There are two types of air brakes: disc brakes and drum brakes. Though both types use the same principles of friction to slow a vehicle down, air disc brakes have many advantages over drum brakes.
The trucking industry is trending toward air disc brakes because of safety, efficiency, and in some situations, a lower total cost of ownership. Disc brakes enhance safety by providing shorter stopping distances than drum brakes and improving trailer in-line braking stability. The stopping distance for disc brakes can be 25 to 30 feet less than drum brakes, depending on tires, speed, conditions and the braking system on the tractor. The stopping power is noticeably greater when both the tractor and trailer are equipped with air disc brakes, particularly when the vehicle is traveling at increased speeds.
Disc brakes require less maintenance than drum brakes, because they provide stable and uniform braking, which helps brake components last longer.
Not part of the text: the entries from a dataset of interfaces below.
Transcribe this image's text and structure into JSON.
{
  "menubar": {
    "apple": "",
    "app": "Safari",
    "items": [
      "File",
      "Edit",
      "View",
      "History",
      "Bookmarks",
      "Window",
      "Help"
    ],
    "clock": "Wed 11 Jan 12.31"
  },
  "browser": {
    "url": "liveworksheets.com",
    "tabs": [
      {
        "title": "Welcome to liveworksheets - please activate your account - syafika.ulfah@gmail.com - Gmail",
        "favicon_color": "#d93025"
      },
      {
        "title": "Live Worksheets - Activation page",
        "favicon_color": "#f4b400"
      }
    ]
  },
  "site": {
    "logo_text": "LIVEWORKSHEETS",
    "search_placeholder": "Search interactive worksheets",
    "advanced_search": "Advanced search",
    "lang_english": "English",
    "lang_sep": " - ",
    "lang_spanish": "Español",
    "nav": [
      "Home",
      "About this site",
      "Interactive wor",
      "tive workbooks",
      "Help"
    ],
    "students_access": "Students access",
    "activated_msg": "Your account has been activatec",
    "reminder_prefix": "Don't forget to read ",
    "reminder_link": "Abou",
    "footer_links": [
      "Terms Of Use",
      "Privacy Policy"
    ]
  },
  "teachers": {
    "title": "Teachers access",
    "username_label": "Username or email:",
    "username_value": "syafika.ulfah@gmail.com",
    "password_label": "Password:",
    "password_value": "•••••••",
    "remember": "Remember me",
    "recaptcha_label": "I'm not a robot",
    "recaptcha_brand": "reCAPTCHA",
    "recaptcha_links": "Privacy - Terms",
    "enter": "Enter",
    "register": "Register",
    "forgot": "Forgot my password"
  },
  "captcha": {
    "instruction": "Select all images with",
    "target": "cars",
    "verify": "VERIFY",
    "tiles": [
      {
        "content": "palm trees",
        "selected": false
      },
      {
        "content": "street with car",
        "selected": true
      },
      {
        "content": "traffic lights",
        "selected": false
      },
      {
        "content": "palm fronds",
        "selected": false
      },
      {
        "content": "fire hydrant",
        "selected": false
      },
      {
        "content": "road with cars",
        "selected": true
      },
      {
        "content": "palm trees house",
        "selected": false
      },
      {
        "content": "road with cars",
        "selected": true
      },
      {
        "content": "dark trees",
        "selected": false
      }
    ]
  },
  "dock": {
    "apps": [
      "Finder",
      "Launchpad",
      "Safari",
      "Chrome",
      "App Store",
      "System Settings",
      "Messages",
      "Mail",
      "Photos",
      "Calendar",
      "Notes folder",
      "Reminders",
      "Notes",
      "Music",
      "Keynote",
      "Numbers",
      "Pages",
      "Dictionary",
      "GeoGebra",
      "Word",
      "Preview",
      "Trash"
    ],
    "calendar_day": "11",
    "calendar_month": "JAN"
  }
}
This means they provide superior braking efficiency and remain in optimum adjustment.
Additionally, service intervals are generally longer for disc brakes than drum brakes, and service technicians can change disc brake pads in 25 percent of the time it takes to change a drum brake shoe.
While disc brakes typically have a higher upfront cost than drum brakes, they can have a lower total cost of ownership.
Consider the following factors:
- Longer service intervals and shorter service times equal lower maintenance costs and more uptime for the trailer
- Rust jacking, which is common on drum brake shoes, is virtually eliminated with disc brakes
- Disc brakes eliminate the need for S-cams, slack adjusters, brake drums, brake shoes and bushings, rollers and springs in a parts maintenance inventory
- Disc brakes reduce the chance of CSA brake violations for brakes out of adjustment, which can put the trailer out of service
The Bottom Line
Though the upfront cost may be higher, spec’ing a trailer with air disc brakes can increase the overall safety and efficiency of the trailer. Great Dane continues to work with disc brake providers so we can offer this option competitively as more customers move to this style of foundation brake.
Drum Brakes vs. Disc Brakes: How They Work
Drum brakes have friction material riveted to brake shoes. When the brake is applied, the brake shoes push outward, rubbing against the inside of the drum and slowing the wheel. Over time, the friction material wears away and the automatic slack adjuster compensates for the loss of brake shoe lining thickness. Eventually, the slack adjuster reaches a limit and the brake shoes must be replaced.
Disc brakes have friction pads that float inside the caliper adjacent to a large metal disc called a rotor. Instead of a brake drum attached to the wheel hub, a rotor is attached to the hub. A caliper is contained on the brake carrier with its own brake chamber. When the brake is applied, the caliper squeezes the brake pads against the rotating rotor, slowing the wheel. Since the rotor is exposed to outside air, it is able to cool quickly, which decreases its tendency to overheat or cause fading.